Stored items from a collection:
============================================================

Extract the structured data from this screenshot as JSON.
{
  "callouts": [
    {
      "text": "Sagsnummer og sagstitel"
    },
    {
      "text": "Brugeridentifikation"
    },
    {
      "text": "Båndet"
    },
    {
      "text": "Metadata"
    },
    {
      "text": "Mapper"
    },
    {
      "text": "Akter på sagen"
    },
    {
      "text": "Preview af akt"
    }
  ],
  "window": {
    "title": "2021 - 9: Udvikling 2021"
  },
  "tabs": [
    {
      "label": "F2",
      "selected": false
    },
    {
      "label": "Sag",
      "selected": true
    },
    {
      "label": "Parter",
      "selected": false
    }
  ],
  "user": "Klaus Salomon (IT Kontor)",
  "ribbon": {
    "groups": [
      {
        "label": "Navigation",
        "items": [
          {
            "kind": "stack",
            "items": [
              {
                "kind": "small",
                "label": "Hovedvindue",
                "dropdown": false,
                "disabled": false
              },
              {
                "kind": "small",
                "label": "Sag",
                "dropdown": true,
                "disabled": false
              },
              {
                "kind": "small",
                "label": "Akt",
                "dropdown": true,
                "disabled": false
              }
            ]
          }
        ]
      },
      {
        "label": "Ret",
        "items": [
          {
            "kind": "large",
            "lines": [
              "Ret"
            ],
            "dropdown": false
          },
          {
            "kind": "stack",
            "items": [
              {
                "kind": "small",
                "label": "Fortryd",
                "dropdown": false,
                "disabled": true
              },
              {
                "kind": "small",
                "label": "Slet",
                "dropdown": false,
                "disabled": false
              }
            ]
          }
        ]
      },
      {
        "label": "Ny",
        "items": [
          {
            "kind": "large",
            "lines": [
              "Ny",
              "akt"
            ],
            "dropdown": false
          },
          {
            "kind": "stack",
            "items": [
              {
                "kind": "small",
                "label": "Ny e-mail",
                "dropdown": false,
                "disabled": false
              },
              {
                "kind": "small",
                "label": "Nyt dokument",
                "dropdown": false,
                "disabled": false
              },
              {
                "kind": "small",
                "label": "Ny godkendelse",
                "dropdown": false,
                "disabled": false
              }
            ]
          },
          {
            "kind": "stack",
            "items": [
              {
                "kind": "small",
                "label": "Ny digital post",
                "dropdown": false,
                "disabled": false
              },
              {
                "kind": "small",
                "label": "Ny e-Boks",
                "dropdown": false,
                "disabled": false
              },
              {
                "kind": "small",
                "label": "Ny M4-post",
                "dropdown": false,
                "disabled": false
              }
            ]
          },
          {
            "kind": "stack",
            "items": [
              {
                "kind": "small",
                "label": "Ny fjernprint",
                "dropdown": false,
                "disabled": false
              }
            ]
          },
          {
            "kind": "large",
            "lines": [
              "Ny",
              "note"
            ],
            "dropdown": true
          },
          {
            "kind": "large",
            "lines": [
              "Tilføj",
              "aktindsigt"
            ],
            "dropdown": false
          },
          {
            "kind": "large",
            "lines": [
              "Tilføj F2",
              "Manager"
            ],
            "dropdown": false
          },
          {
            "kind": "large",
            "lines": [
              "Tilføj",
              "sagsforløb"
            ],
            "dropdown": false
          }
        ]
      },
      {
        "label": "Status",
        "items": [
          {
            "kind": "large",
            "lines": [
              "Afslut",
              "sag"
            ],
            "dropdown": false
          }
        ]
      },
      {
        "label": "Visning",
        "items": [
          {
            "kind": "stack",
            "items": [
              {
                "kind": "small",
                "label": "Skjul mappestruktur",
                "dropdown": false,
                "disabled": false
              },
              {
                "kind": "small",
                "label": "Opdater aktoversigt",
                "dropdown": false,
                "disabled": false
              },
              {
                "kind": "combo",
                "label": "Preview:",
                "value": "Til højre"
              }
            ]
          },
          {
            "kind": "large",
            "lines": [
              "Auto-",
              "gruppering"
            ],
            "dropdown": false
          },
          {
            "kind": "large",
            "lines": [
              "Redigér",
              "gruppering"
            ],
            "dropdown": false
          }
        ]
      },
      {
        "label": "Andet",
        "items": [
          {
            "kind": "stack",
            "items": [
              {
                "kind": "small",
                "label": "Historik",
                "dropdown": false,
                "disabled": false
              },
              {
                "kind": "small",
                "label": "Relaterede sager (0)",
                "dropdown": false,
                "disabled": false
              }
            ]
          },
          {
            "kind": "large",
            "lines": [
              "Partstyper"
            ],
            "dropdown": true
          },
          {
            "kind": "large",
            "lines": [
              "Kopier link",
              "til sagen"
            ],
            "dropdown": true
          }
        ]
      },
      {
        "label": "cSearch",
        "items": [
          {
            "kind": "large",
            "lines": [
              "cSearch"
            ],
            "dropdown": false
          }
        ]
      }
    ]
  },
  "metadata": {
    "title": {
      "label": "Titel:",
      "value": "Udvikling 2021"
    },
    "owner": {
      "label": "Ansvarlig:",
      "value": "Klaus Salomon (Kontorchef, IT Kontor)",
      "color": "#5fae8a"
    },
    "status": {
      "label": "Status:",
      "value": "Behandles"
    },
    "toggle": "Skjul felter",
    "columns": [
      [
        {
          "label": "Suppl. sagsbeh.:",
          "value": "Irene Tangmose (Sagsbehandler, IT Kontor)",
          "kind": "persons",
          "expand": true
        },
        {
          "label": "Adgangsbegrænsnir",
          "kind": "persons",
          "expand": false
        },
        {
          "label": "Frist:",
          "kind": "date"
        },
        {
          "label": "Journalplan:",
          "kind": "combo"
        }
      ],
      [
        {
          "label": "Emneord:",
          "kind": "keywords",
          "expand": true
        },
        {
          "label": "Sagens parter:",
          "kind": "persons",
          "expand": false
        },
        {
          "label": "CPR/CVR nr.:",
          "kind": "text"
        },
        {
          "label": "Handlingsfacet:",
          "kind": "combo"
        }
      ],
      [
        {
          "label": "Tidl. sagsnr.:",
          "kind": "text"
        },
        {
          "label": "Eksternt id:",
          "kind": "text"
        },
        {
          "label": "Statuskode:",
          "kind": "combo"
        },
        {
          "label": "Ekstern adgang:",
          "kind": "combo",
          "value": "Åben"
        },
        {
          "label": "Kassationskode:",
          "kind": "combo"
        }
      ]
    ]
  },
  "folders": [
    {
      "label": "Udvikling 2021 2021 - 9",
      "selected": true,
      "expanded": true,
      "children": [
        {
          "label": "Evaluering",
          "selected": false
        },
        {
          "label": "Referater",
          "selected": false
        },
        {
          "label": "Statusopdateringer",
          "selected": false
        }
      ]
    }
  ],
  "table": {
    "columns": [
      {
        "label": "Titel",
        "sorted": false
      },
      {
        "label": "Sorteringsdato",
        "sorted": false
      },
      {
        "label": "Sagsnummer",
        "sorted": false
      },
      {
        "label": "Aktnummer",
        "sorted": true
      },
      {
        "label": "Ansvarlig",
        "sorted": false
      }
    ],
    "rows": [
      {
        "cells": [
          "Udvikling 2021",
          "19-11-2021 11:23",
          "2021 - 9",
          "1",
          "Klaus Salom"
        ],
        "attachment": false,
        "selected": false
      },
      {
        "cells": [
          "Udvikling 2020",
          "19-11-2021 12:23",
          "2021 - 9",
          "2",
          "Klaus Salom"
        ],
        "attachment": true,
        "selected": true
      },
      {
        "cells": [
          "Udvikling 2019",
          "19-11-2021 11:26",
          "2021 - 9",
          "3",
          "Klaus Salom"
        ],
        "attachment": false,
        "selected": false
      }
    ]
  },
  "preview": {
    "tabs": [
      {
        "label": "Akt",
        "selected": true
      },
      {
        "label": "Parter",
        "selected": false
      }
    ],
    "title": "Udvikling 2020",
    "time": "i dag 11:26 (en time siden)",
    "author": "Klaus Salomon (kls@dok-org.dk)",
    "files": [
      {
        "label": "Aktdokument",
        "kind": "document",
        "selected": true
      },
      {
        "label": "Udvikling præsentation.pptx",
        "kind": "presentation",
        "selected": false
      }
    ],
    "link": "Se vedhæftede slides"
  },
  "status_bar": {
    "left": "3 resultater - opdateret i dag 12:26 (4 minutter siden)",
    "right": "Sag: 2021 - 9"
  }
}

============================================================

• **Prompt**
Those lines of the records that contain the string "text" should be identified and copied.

• **Finished exercise**
      "text": "Sagsnummer og sagstitel"
      "text": "Brugeridentifikation"
      "text": "Båndet"
      "text": "Metadata"
      "text": "Mapper"
      "text": "Akter på sagen"
      "text": "Preview af akt"
          "kind": "text"
          "kind": "text"
          "kind": "text"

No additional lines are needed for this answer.